WHAT THE TASK ASKS :: Your answer must be an exact copy of the records below.

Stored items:
···

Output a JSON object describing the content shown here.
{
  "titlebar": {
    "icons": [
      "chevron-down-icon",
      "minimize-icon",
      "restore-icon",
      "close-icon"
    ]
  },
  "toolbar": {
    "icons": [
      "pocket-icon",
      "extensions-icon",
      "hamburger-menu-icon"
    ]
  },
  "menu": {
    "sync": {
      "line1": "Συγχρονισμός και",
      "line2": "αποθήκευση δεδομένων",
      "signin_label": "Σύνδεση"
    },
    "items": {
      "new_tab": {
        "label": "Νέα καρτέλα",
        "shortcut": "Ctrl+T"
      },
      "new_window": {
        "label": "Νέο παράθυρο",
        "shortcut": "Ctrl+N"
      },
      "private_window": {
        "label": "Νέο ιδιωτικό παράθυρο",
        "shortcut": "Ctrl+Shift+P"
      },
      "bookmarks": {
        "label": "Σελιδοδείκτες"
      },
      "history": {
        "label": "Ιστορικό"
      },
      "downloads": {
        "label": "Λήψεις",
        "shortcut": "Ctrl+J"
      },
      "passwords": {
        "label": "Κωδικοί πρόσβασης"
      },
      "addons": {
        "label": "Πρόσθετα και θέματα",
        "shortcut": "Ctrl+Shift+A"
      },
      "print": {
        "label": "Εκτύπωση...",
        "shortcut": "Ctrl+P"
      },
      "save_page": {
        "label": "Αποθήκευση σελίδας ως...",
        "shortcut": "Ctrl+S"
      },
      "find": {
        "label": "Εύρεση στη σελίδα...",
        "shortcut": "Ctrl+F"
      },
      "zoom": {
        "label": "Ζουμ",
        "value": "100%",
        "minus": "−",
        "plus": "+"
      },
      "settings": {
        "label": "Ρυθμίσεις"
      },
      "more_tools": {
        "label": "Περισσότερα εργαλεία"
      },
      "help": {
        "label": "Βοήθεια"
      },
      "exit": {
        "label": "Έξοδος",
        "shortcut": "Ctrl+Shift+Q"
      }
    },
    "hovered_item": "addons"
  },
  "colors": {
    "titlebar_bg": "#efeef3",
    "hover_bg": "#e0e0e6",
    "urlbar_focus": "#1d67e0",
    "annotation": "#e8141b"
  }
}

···

EXERCISE RESPONSE ::
Output a JSON object describing the content shown here.
{
  "titlebar": {
    "icons": [
      "chevron-down-icon",
      "minimize-icon",
      "restore-icon",
      "close-icon"
    ]
  },
  "toolbar": {
    "icons": [
      "pocket-icon",
      "extensions-icon",
      "hamburger-menu-icon"
    ]
  },
  "menu": {
    "sync": {
      "line1": "Συγχρονισμός και",
      "line2": "αποθήκευση δεδομένων",
      "signin_label": "Σύνδεση"
    },
    "items": {
      "new_tab": {
        "label": "Νέα καρτέλα",
        "shortcut": "Ctrl+T"
      },
      "new_window": {
        "label": "Νέο παράθυρο",
        "shortcut": "Ctrl+N"
      },
      "private_window": {
        "label": "Νέο ιδιωτικό παράθυρο",
        "shortcut": "Ctrl+Shift+P"
      },
      "bookmarks": {
        "label": "Σελιδοδείκτες"
      },
      "history": {
        "label": "Ιστορικό"
      },
      "downloads": {
        "label": "Λήψεις",
        "shortcut": "Ctrl+J"
      },
      "passwords": {
        "label": "Κωδικοί πρόσβασης"
      },
      "addons": {
        "label": "Πρόσθετα και θέματα",
        "shortcut": "Ctrl+Shift+A"
      },
      "print": {
        "label": "Εκτύπωση...",
        "shortcut": "Ctrl+P"
      },
      "save_page": {
        "label": "Αποθήκευση σελίδας ως...",
        "shortcut": "Ctrl+S"
      },
      "find": {
        "label": "Εύρεση στη σελίδα...",
        "shortcut": "Ctrl+F"
      },
      "zoom": {
        "label": "Ζουμ",
        "value": "100%",
        "minus": "−",
        "plus": "+"
      },
      "settings": {
        "label": "Ρυθμίσεις"
      },
      "more_tools": {
        "label": "Περισσότερα εργαλεία"
      },
      "help": {
        "label": "Βοήθεια"
      },
      "exit": {
        "label": "Έξοδος",
        "shortcut": "Ctrl+Shift+Q"
      }
    },
    "hovered_item": "addons"
  },
  "colors": {
    "titlebar_bg": "#efeef3",
    "hover_bg": "#e0e0e6",
    "urlbar_focus": "#1d67e0",
    "annotation": "#e8141b"
  }
}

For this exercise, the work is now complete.